# What you need to do
The answer is one number: how many lines in the data below hold "kids".

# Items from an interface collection
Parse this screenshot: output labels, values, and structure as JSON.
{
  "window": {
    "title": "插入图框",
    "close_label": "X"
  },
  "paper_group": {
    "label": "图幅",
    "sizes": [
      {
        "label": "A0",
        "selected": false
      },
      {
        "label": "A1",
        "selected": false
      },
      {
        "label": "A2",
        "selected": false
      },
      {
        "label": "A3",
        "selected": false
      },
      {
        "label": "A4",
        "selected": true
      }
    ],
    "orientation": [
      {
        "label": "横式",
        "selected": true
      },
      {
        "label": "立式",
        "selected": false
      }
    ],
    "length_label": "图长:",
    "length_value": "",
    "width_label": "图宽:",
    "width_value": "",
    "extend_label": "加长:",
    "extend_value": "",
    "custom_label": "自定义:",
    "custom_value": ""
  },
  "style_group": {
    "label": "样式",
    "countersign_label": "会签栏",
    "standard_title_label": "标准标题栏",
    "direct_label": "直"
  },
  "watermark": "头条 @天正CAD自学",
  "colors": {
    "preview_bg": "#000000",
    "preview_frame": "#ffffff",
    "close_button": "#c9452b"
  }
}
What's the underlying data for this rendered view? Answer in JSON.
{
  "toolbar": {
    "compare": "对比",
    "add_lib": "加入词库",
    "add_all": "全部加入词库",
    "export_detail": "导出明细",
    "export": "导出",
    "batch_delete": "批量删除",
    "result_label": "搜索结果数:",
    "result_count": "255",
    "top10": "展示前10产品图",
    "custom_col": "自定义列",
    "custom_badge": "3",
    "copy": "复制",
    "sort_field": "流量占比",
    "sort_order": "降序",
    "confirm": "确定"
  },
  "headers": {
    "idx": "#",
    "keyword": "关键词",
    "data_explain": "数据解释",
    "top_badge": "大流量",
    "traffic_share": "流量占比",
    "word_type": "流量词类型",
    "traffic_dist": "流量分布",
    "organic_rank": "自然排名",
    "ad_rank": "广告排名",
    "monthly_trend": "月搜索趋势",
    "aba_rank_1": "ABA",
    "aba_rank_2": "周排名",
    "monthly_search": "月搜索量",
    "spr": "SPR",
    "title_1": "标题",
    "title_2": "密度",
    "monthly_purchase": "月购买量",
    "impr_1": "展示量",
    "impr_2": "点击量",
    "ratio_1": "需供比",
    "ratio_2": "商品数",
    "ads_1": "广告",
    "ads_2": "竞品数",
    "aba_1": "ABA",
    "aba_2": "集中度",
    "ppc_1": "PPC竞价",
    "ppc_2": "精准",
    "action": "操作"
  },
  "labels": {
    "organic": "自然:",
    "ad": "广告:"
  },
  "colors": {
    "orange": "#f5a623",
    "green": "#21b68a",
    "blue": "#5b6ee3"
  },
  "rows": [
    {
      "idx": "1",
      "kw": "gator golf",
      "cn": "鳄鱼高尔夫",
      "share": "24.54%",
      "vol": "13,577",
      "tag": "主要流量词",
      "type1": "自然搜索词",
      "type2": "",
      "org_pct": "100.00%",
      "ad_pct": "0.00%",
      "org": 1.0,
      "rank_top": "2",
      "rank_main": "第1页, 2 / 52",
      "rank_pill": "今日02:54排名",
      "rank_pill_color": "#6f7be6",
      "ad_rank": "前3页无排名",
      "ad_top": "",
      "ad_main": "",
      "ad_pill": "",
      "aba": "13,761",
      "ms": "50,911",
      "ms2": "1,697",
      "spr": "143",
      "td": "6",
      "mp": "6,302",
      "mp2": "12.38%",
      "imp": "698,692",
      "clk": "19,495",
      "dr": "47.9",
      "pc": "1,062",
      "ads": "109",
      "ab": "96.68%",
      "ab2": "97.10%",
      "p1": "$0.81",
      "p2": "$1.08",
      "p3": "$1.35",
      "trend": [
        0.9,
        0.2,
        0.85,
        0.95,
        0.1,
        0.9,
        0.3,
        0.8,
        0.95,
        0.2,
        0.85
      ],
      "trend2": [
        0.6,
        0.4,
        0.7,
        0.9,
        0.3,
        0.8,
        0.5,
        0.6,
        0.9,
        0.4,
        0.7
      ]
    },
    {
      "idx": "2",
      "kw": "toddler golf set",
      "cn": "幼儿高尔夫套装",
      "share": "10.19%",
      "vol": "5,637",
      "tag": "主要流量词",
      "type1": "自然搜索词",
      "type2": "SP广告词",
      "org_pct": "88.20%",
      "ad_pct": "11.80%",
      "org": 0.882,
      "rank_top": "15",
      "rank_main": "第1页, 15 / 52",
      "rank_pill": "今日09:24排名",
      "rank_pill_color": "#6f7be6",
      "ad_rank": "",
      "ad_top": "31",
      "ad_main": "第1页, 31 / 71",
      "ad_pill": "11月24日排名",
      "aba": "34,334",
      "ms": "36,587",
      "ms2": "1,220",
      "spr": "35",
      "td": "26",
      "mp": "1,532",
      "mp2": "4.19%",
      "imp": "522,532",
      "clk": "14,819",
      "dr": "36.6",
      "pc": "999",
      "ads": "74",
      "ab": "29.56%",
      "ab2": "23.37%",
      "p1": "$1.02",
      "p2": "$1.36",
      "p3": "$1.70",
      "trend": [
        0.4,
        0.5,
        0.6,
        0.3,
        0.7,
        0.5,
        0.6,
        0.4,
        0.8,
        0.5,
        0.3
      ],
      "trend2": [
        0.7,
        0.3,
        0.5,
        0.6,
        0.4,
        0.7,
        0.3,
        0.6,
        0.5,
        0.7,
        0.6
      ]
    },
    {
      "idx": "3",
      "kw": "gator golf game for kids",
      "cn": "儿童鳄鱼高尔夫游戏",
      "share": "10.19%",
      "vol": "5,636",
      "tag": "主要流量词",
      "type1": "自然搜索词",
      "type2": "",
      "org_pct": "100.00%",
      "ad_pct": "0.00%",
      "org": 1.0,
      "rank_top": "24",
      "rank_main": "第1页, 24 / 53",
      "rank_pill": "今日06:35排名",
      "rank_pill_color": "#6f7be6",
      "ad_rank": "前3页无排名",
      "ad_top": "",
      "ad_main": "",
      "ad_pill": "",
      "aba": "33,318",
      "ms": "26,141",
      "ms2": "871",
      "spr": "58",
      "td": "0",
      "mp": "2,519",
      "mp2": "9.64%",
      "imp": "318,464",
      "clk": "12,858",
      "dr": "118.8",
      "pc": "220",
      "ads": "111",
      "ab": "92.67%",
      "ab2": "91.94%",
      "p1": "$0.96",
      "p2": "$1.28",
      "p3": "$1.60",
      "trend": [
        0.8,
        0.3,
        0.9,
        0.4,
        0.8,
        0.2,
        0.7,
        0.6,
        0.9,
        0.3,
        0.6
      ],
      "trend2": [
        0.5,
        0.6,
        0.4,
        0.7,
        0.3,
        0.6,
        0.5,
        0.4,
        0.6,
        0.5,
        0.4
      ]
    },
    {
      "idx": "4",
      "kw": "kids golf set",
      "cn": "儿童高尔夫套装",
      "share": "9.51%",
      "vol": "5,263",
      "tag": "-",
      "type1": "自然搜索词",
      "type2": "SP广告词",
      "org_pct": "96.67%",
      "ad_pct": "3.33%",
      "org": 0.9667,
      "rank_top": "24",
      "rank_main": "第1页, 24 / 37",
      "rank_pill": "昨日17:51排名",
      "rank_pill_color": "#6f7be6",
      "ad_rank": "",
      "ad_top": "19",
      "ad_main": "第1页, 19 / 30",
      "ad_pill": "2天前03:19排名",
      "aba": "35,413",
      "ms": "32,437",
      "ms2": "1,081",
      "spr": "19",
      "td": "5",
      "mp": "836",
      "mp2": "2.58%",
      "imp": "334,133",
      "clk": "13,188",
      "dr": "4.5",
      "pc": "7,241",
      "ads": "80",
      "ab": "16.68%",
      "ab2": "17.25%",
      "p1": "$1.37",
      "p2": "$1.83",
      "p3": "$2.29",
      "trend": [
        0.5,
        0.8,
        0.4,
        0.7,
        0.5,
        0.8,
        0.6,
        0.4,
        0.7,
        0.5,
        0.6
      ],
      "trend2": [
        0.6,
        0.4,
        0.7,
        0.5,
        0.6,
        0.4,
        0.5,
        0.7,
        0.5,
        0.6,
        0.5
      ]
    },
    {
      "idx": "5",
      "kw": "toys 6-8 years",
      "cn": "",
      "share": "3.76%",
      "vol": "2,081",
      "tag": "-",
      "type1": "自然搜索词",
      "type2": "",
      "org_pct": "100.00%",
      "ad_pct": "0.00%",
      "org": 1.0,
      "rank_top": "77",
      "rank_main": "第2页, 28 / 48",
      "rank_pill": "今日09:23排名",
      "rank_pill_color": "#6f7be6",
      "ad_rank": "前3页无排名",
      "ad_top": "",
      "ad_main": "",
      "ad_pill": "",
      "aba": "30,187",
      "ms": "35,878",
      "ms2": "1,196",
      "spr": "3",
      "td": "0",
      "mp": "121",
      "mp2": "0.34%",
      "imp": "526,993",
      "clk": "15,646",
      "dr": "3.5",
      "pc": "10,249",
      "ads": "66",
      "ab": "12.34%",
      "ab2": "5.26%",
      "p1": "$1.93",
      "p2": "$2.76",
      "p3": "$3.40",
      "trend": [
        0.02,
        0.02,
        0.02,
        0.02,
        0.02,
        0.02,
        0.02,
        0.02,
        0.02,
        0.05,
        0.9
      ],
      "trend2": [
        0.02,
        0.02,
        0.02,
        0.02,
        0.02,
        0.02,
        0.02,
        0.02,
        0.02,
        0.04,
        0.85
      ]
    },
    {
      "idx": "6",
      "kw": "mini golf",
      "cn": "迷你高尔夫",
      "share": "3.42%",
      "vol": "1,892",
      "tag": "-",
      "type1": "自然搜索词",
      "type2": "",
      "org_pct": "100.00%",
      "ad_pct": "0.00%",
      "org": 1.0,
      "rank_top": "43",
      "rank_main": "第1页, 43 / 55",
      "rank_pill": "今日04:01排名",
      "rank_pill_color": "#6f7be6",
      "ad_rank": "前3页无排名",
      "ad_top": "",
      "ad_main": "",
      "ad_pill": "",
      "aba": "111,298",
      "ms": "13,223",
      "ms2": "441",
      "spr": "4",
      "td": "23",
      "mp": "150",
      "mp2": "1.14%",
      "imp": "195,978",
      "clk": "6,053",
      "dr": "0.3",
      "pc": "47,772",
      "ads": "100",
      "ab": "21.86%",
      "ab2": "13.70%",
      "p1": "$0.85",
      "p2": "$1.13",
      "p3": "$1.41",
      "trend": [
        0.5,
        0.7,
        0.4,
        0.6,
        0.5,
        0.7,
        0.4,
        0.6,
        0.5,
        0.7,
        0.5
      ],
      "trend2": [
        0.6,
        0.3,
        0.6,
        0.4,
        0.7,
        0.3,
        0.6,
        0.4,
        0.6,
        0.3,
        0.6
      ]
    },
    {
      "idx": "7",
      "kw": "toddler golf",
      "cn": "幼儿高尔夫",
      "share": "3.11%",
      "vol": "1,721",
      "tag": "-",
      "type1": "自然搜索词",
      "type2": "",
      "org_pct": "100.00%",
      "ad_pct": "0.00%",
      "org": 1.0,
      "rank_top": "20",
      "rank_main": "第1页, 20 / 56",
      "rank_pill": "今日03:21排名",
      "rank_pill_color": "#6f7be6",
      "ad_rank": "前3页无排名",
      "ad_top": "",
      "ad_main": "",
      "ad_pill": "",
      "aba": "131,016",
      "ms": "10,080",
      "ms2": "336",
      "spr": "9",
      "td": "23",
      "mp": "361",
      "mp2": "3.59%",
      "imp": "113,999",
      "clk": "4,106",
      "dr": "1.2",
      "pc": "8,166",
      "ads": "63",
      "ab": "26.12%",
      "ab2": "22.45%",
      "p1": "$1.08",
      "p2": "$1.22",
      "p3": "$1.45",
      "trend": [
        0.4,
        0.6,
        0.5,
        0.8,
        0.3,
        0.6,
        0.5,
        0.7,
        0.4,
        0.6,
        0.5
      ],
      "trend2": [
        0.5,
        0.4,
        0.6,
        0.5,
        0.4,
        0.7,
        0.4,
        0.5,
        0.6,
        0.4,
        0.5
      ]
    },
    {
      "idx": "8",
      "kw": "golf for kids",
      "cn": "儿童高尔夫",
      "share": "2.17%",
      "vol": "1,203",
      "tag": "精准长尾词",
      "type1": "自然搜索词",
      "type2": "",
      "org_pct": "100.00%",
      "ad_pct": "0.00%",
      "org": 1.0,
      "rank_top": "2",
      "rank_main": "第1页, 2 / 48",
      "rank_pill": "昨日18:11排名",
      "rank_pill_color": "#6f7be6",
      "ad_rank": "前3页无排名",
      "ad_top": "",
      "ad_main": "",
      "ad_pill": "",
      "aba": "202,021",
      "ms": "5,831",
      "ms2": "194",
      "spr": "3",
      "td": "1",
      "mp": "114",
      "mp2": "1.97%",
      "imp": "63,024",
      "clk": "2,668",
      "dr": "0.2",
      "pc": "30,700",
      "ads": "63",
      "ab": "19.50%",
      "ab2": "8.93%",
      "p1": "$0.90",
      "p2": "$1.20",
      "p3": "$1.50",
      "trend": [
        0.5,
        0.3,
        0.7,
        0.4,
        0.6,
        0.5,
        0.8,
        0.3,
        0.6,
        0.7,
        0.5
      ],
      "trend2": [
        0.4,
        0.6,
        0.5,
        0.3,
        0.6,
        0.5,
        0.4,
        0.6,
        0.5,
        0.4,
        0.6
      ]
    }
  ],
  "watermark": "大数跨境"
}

# Answer
3